// import static org.assertj.swing.sample.MyCalendarFixtureExtension.calendarWithName;

FrameFixture frame = new FrameFixture(new MyFrame());
frame.with(calendarWithName("myCalendar")).selectDate("10/18/08");

Handling System.exit

A common topic in the mailing list is how to handle System.exit. The typical example is simulating a user selecting the menus File, Exit from a GUI test. By doing this, the application will quit and any GUI test trying to use the application will fail.

To prevent this failure and to test that in fact System.exit is being handled correctly by the application, AssertJ Swing provides a NoExitSecurityManager that will prevent the application to end. To use it, simply add a call to NoExitSecurityManagerInstaller as follows:

private static NoExitSecurityManagerInstaller noExitSecurityManagerInstaller;

@BeforeClass
public static void setUpOnce() {
  noExitSecurityManagerInstaller = NoExitSecurityManagerInstaller.install();
}

@AfterClass
public static void tearDown() {
  noExitSecurityManagerInstaller.uninstall();
}

By default, NoExitSecurityManager will just prevent the application from quitting if System.exit is called. If you want to do something when System.exit is called, do the following:

  • Implement a ExitHook
  • Pass an instance of your ExitHook to NoExitSecurityManagerInstaller.install(ExitHook)

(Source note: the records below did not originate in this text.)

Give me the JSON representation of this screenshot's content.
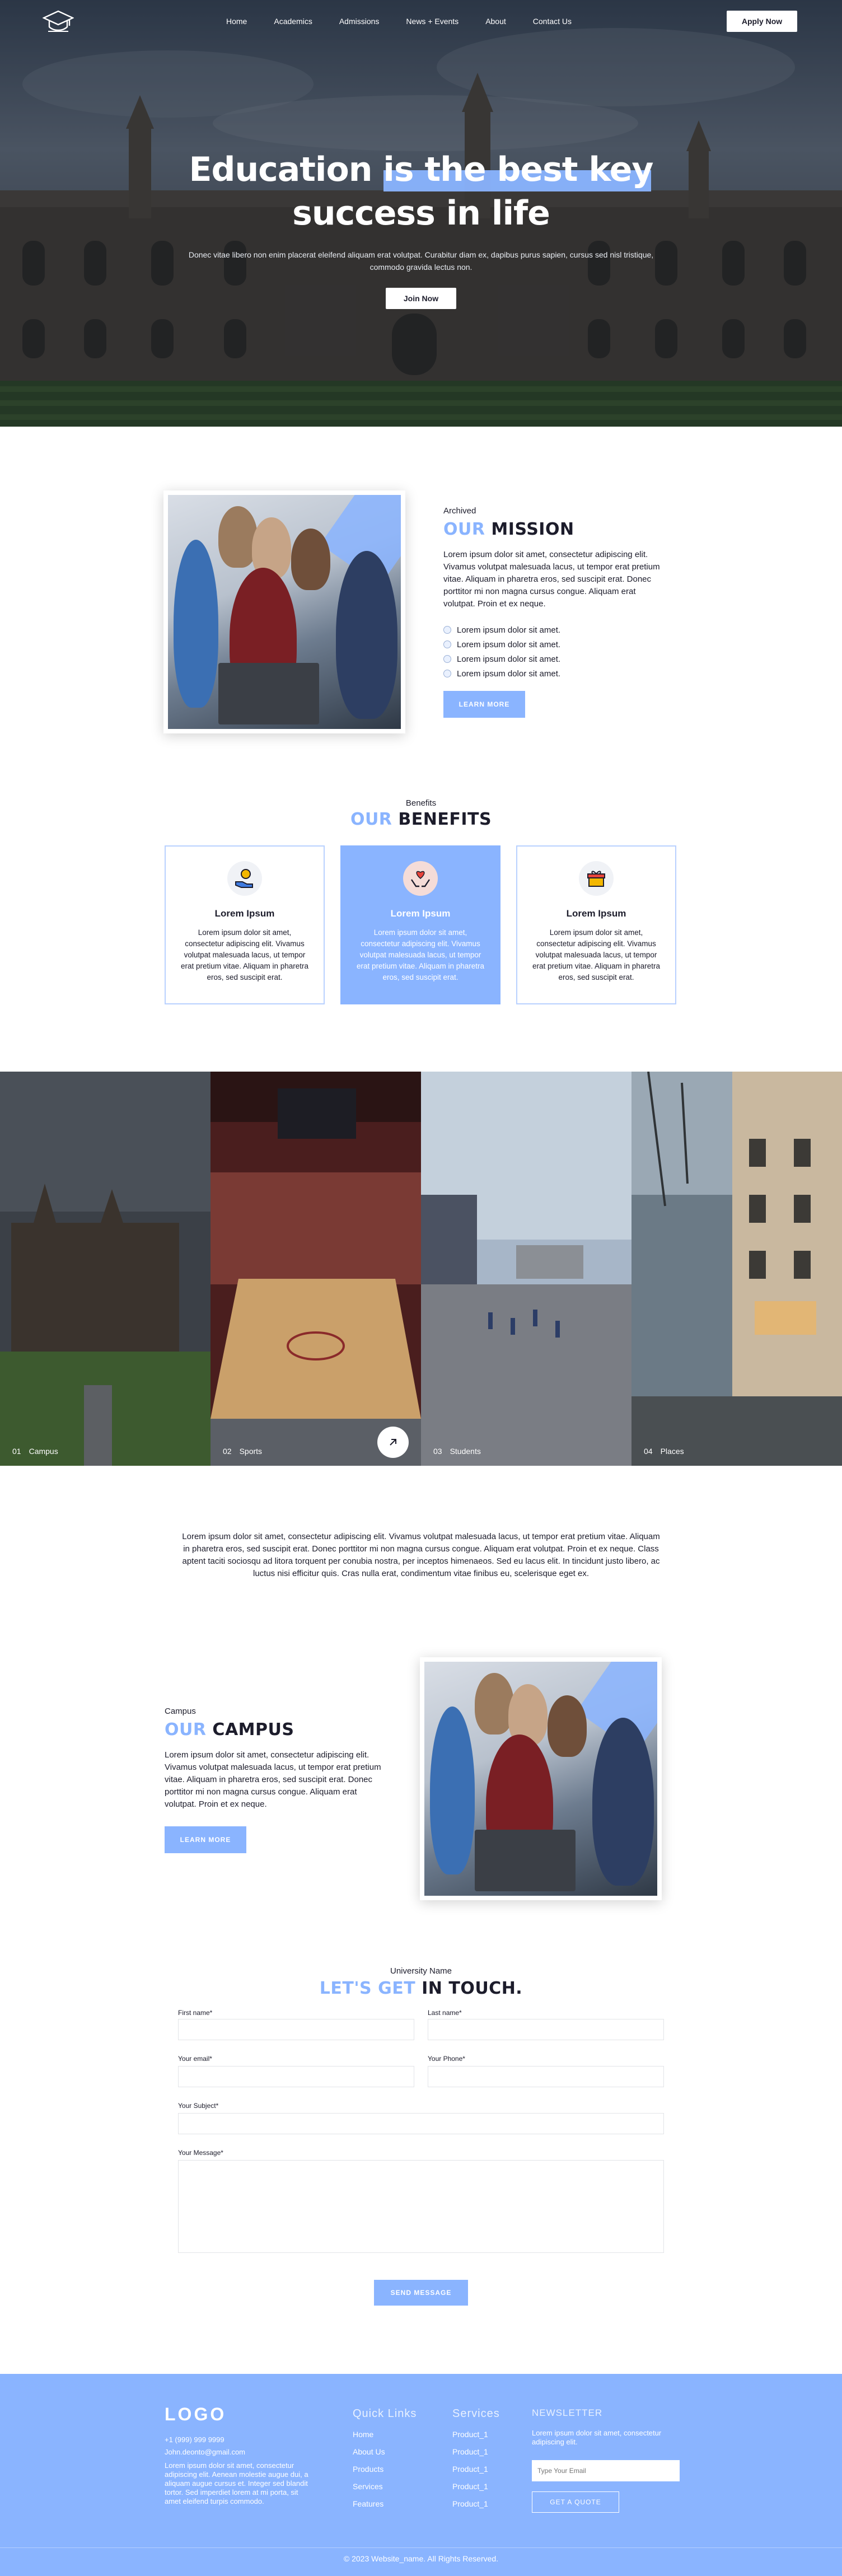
{
  "colors": {
    "accent": "#8ab4ff",
    "text": "#1c1c2b",
    "white": "#ffffff"
  },
  "nav": {
    "logo_icon": "graduation-cap-icon",
    "links": [
      "Home",
      "Academics",
      "Admissions",
      "News + Events",
      "About",
      "Contact Us"
    ],
    "apply_label": "Apply Now"
  },
  "hero": {
    "title_line1": "Education is the best key",
    "title_line2": "success in life",
    "subtitle": "Donec vitae libero non enim placerat eleifend aliquam erat volutpat. Curabitur diam ex, dapibus purus sapien, cursus sed nisl tristique, commodo gravida lectus non.",
    "cta_label": "Join Now"
  },
  "mission": {
    "eyebrow": "Archived",
    "title_accent": "OUR",
    "title_rest": "MISSION",
    "text": "Lorem ipsum dolor sit amet, consectetur adipiscing elit. Vivamus volutpat malesuada lacus, ut tempor erat pretium vitae. Aliquam in pharetra eros, sed suscipit erat. Donec porttitor mi non magna cursus congue. Aliquam erat volutpat. Proin et ex neque.",
    "checklist": [
      "Lorem ipsum dolor sit amet.",
      "Lorem ipsum dolor sit amet.",
      "Lorem ipsum dolor sit amet.",
      "Lorem ipsum dolor sit amet."
    ],
    "button_label": "LEARN MORE"
  },
  "benefits": {
    "eyebrow": "Benefits",
    "title_accent": "OUR",
    "title_rest": "BENEFITS",
    "cards": [
      {
        "icon": "hand-coin-icon",
        "title": "Lorem Ipsum",
        "text": "Lorem ipsum dolor sit amet, consectetur adipiscing elit. Vivamus volutpat malesuada lacus, ut tempor erat pretium vitae. Aliquam in pharetra eros, sed suscipit erat."
      },
      {
        "icon": "heart-hands-icon",
        "title": "Lorem Ipsum",
        "text": "Lorem ipsum dolor sit amet, consectetur adipiscing elit. Vivamus volutpat malesuada lacus, ut tempor erat pretium vitae. Aliquam in pharetra eros, sed suscipit erat."
      },
      {
        "icon": "gift-box-icon",
        "title": "Lorem Ipsum",
        "text": "Lorem ipsum dolor sit amet, consectetur adipiscing elit. Vivamus volutpat malesuada lacus, ut tempor erat pretium vitae. Aliquam in pharetra eros, sed suscipit erat."
      }
    ]
  },
  "gallery": [
    {
      "num": "01",
      "label": "Campus"
    },
    {
      "num": "02",
      "label": "Sports"
    },
    {
      "num": "03",
      "label": "Students"
    },
    {
      "num": "04",
      "label": "Places"
    }
  ],
  "intro_paragraph": "Lorem ipsum dolor sit amet, consectetur adipiscing elit. Vivamus volutpat malesuada lacus, ut tempor erat pretium vitae. Aliquam in pharetra eros, sed suscipit erat. Donec porttitor mi non magna cursus congue. Aliquam erat volutpat. Proin et ex neque. Class aptent taciti sociosqu ad litora torquent per conubia nostra, per inceptos himenaeos. Sed eu lacus elit. In tincidunt justo libero, ac luctus nisi efficitur quis. Cras nulla erat, condimentum vitae finibus eu, scelerisque eget ex.",
  "campus": {
    "eyebrow": "Campus",
    "title_accent": "OUR",
    "title_rest": "CAMPUS",
    "text": "Lorem ipsum dolor sit amet, consectetur adipiscing elit. Vivamus volutpat malesuada lacus, ut tempor erat pretium vitae. Aliquam in pharetra eros, sed suscipit erat. Donec porttitor mi non magna cursus congue. Aliquam erat volutpat. Proin et ex neque.",
    "button_label": "LEARN MORE"
  },
  "contact": {
    "eyebrow": "University Name",
    "title_accent": "LET'S GET",
    "title_rest": "IN TOUCH.",
    "labels": {
      "first_name": "First name*",
      "last_name": "Last name*",
      "email": "Your email*",
      "phone": "Your Phone*",
      "subject": "Your Subject*",
      "message": "Your Message*"
    },
    "submit_label": "SEND MESSAGE"
  },
  "footer": {
    "logo": "LOGO",
    "phone": "+1 (999) 999 9999",
    "email": "John.deonto@gmail.com",
    "about": "Lorem ipsum dolor sit amet, consectetur adipiscing elit. Aenean molestie augue dui, a aliquam augue cursus et. Integer sed blandit tortor. Sed imperdiet lorem at mi porta, sit amet eleifend turpis commodo.",
    "quick_links_title": "Quick Links",
    "quick_links": [
      "Home",
      "About Us",
      "Products",
      "Services",
      "Features"
    ],
    "services_title": "Services",
    "services": [
      "Product_1",
      "Product_1",
      "Product_1",
      "Product_1",
      "Product_1"
    ],
    "newsletter_title": "NEWSLETTER",
    "newsletter_text": "Lorem ipsum dolor sit amet, consectetur adipiscing elit.",
    "email_placeholder": "Type Your Email",
    "quote_label": "GET A QUOTE",
    "copyright": "© 2023 Website_name. All Rights Reserved."
  }
}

Support for Platform-Specific Features

Sometimes, when testing our applications, we need to deal with platform-specific issues. AssertJ Swing provides the utility class Platform to overcome this type of issues.

Currently Platform provides one method, controlOrCommandKey() that returns the code of either the Command key (if MacOS) or the code of the Control key (if other than MacOS, for example Windows). A good example of the utility of this method is simulation of a user copying some text to the clipboard. In windows we need to simulate a user pressing the keys Ctrl and C, while in MacOS we need to simulate a user pressing the keys Cmd and C. With AssertJ Swing we can simply write:

// import static org.assertj.swing.util.Platform.controlOrCommandKey;
// import static java.awt.event.KeyEvent.VK_C;

int controlOrCommand = controlOrCommandKey();

dialog.textBox("username").selectAll()
                          .pressKey(controlOrCommand)
                          .pressAndReleaseKeys(VK_C)
                          .releaseKey(controlOrCommand);

Testing containers without a frame

AssertJ Swing provides the utility class Containers to help test a Container (e.g. a JPanel) without having a Frame (or JFrame). The following code listing shows how to test our own JPanel of type MyCoolJPanel:

// import static org.assertj.swing.fixture.Containers.showInFrame;

private FrameFixture frameFixture;

@Before
public void setUp() {
  MyCoolJPanel panel = createPanel() // create panel in EDT.
  frameFixture = showInFrame(panel);
}

AssertJ Swing will show the panel in a JFrame, wrapped in a FrameFixture.